The impact of increased global awareness is that dolphin hunt deaths have fallen from 1,537 in 2004 to 751 in the 2014/2015 season, according to Ceta-Base data. However, the actual death toll is likely to be higher than reported, because data includes only killings, and not dolphins that died after release. Stress of capture in the dolphin hunt, followed by separation from their pod has a significant impact on survival.

I reported last month that the dolphin hunt is defended on the basis of tradition and culture, and justified on the basis that dolphins are not endangered. Yet the ‘traditional’ meat trade would no longer be viable without the substantial profits from selling trained dolphins to facilities like Beijing Aquarium that was supplied last year.

Beijing Aquarium dolphins

Dolphins performing in Beijing Aquarium

Boycott captive cetacean facilities

When people visit attractions that buy wild dolphins, they are unknowingly supporting brutal dolphin hunts like Taiji. Dolphins are not just kept in captivity in well-known facilities such as SeaWorld, but in many smaller aquariums, hotels, and swim with dolphin experiences.

The World Association of Zoos and Aquariums (WAZA) has banned member nations from sourcing dolphins from drive hunts, and that ruling includes the Japanese Association of Zoos and Aquariums (JAZA). There are around 150 Japanese zoos and aquariums, but not all are members of JAZA.

In past seasons, around half of the live dolphin catch has been exported to countries such as China, Russia, and South Korea. Taiji dolphins are sold to captive facilities that may not need to comply with WAZA animal welfare standards.

These wild dolphins will spend their life in cruel confinement. Taiji Cove doesn’t need to turn red with the blood of slaughtered dolphins for the horror of this trade to be realized.

Eco-tourism could replace dolphin hunt

The dolphin hunt could be replaced by dolphin and whale watching eco-tourism, and sustainable fishing, which would benefit many more people. Ending the trade would have a positive effect on tourism in Taiji, bringing visitors to watch marine mammals in their natural habitat.

Former dolphin hunters like Izumi Ishii in Futo have already made the transformation and are running successful dolphin and whale watching businesses. Ishii is a strong campaigner against whale and dolphin hunts and seeks to educate his people on a better way forward. His boat, Kokaimaru translates to “Bright Sea”.

Well managed eco-tourism is the future; barbaric capture and slaughter should be left in the past.

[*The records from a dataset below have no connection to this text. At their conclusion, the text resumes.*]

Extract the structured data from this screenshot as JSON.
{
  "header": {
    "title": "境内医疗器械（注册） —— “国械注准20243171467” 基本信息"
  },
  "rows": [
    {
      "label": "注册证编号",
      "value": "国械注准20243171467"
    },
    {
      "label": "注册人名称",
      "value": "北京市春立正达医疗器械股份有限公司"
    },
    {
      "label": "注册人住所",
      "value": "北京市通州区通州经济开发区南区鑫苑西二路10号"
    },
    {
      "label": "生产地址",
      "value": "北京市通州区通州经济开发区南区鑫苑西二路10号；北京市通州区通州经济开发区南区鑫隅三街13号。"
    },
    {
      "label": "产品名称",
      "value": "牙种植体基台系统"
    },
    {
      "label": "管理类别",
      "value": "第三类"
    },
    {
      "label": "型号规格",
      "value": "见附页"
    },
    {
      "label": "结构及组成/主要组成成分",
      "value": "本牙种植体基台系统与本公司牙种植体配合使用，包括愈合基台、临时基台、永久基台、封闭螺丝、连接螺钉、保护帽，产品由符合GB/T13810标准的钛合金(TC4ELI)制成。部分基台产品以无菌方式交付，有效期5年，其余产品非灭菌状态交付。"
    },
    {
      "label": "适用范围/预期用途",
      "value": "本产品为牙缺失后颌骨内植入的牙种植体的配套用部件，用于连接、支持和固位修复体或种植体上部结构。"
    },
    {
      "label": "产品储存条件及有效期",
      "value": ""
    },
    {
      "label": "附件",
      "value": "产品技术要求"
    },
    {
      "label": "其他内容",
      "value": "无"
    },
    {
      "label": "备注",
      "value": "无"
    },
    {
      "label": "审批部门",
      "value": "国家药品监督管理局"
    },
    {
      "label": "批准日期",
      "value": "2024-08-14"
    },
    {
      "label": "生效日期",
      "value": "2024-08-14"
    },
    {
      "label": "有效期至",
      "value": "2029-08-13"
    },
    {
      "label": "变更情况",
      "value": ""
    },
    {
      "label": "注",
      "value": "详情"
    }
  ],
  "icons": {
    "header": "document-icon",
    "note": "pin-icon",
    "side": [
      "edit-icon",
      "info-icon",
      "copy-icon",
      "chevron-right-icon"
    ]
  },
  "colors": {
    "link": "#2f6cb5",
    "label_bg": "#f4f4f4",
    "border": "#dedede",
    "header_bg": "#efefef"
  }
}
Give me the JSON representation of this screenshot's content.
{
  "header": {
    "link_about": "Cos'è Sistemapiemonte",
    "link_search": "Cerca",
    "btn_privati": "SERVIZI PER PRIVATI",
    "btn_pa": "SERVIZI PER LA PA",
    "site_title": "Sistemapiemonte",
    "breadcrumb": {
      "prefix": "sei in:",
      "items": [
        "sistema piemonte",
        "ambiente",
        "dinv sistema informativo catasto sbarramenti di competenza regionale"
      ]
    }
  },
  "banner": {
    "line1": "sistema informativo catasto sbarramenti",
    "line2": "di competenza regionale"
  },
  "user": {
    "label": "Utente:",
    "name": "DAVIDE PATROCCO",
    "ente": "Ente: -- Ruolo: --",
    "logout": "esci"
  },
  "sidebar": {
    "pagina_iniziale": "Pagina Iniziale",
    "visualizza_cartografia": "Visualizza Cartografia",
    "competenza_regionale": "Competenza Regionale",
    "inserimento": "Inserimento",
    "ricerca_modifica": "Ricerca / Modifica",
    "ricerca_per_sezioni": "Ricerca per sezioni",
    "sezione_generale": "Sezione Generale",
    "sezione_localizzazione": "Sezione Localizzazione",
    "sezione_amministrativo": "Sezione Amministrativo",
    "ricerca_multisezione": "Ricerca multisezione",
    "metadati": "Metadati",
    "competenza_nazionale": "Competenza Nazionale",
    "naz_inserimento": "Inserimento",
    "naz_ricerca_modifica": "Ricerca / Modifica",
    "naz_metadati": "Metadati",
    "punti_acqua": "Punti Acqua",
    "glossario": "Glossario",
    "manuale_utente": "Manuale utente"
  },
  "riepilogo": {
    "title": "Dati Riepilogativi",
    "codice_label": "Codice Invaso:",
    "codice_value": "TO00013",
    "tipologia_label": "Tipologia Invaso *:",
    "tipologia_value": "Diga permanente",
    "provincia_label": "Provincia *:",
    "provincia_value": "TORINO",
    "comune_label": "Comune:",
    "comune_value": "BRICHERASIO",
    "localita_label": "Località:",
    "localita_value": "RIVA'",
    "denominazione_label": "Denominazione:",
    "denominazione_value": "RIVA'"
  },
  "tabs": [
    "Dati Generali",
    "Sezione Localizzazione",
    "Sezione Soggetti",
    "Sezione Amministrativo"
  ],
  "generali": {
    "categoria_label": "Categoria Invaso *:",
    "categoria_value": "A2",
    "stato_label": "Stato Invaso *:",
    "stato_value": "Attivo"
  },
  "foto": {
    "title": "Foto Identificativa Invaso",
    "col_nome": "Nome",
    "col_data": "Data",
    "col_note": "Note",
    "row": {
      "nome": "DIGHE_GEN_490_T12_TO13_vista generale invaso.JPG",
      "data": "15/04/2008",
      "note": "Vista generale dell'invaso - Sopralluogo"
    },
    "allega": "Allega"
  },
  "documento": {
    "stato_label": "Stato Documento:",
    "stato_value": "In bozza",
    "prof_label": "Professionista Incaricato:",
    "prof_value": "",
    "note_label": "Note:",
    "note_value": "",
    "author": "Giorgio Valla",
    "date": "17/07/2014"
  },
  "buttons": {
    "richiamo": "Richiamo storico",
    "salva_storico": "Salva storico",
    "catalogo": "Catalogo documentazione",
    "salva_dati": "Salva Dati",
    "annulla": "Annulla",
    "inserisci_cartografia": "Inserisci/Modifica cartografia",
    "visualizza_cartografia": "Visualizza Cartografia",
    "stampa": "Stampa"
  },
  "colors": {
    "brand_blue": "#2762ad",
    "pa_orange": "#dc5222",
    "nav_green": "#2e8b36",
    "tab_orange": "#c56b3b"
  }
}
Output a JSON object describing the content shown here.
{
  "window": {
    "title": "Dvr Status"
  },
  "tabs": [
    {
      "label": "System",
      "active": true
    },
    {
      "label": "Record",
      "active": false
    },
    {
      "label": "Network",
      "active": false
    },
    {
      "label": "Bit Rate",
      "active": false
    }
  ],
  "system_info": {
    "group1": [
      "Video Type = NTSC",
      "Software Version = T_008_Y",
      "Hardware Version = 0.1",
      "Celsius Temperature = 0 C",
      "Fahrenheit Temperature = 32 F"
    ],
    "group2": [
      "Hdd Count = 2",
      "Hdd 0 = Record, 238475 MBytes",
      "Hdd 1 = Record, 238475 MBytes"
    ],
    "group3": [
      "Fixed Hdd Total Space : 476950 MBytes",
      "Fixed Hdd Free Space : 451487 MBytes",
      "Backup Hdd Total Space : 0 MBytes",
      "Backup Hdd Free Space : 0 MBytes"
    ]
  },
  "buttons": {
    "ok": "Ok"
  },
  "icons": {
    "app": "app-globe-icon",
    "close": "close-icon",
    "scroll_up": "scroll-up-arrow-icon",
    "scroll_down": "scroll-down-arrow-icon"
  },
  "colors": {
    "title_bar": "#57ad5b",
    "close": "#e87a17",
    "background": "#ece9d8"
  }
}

Australia for Dolphins has a petition to ask the Japanese authorities to end the Taiji drive hunt, which you might like to sign. Contact the Japanese Embassy in your own country or the Japanese Prime Minister. For further information on campaigns to end the Taiji hunts see the Dolphin Project

Image credit:

Dolphins trapped in the cove (Dolphin Project)
Guarding captured dolphins (Sea Shepherd Cove Guardians)
Dolphins performing in Beijing Aquarium (Autumn Park on Flickr)